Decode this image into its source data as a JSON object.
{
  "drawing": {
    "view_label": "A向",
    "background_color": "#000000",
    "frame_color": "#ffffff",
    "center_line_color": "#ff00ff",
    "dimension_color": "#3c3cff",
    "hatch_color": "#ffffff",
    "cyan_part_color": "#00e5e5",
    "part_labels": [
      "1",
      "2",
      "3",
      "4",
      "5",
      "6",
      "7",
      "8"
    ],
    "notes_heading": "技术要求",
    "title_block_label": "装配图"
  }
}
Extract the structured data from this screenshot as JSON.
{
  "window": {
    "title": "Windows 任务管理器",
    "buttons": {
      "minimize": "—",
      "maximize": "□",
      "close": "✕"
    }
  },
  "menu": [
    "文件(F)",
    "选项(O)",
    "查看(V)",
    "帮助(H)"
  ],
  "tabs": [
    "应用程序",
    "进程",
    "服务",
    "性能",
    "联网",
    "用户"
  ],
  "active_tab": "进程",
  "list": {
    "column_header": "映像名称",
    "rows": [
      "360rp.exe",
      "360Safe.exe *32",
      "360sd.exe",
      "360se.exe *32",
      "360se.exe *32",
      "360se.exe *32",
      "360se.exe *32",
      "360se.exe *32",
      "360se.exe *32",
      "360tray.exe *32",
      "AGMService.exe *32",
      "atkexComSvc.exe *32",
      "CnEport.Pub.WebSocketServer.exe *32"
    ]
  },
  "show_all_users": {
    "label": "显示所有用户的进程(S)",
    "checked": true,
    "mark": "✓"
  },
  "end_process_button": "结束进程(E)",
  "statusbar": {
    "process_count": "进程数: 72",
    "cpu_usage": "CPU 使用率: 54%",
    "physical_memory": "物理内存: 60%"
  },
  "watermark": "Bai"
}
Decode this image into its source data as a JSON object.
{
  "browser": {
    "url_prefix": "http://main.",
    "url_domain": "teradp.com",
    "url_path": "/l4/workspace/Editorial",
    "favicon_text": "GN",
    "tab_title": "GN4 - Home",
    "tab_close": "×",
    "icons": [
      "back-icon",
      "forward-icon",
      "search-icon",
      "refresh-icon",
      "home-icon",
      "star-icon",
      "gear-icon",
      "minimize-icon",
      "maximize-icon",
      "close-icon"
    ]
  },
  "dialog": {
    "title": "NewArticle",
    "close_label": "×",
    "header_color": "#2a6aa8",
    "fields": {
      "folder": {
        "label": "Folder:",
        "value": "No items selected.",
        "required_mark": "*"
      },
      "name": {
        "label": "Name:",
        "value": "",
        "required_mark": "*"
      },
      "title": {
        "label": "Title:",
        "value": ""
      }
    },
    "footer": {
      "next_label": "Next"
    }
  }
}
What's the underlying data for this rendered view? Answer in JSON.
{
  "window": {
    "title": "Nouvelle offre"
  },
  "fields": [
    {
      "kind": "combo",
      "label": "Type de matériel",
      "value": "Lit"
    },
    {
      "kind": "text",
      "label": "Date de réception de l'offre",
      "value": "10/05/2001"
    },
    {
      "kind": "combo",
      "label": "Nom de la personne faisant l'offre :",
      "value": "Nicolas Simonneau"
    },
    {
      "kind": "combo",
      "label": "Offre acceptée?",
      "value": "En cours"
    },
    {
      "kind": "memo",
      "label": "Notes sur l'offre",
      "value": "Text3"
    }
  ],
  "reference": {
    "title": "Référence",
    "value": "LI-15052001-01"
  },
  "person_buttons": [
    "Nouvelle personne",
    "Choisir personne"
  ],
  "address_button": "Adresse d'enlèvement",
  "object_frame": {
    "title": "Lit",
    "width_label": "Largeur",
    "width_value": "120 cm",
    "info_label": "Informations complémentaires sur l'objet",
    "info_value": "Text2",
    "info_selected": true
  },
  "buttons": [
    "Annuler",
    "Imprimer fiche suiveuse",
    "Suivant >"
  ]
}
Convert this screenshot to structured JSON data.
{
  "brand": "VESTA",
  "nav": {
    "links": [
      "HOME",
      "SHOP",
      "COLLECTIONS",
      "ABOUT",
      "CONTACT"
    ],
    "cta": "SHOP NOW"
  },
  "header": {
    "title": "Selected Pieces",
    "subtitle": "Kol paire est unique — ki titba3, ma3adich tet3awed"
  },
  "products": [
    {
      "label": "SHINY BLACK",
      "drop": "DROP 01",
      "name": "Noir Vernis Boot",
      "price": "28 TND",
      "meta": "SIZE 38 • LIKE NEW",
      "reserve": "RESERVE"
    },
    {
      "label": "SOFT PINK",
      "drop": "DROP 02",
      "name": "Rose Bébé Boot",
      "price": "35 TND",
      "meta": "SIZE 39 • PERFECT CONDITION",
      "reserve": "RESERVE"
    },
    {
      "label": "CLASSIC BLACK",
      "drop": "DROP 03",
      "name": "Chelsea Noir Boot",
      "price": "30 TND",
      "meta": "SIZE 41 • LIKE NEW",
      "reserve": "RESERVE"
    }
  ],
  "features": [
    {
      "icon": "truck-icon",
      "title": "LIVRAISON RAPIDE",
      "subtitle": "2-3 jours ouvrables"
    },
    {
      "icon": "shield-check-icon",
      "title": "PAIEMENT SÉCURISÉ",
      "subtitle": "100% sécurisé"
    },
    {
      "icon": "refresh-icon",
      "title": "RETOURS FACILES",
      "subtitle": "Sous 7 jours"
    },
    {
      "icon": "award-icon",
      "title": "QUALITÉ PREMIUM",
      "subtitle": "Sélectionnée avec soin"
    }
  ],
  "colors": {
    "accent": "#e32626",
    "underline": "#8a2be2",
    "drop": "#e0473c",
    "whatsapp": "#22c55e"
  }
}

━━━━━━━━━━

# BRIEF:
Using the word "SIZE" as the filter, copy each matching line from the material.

# SOLUTION FOR THIS PROBLEM:
      "meta": "SIZE 38 • LIKE NEW",
      "meta": "SIZE 39 • PERFECT CONDITION",
      "meta": "SIZE 41 • LIKE NEW",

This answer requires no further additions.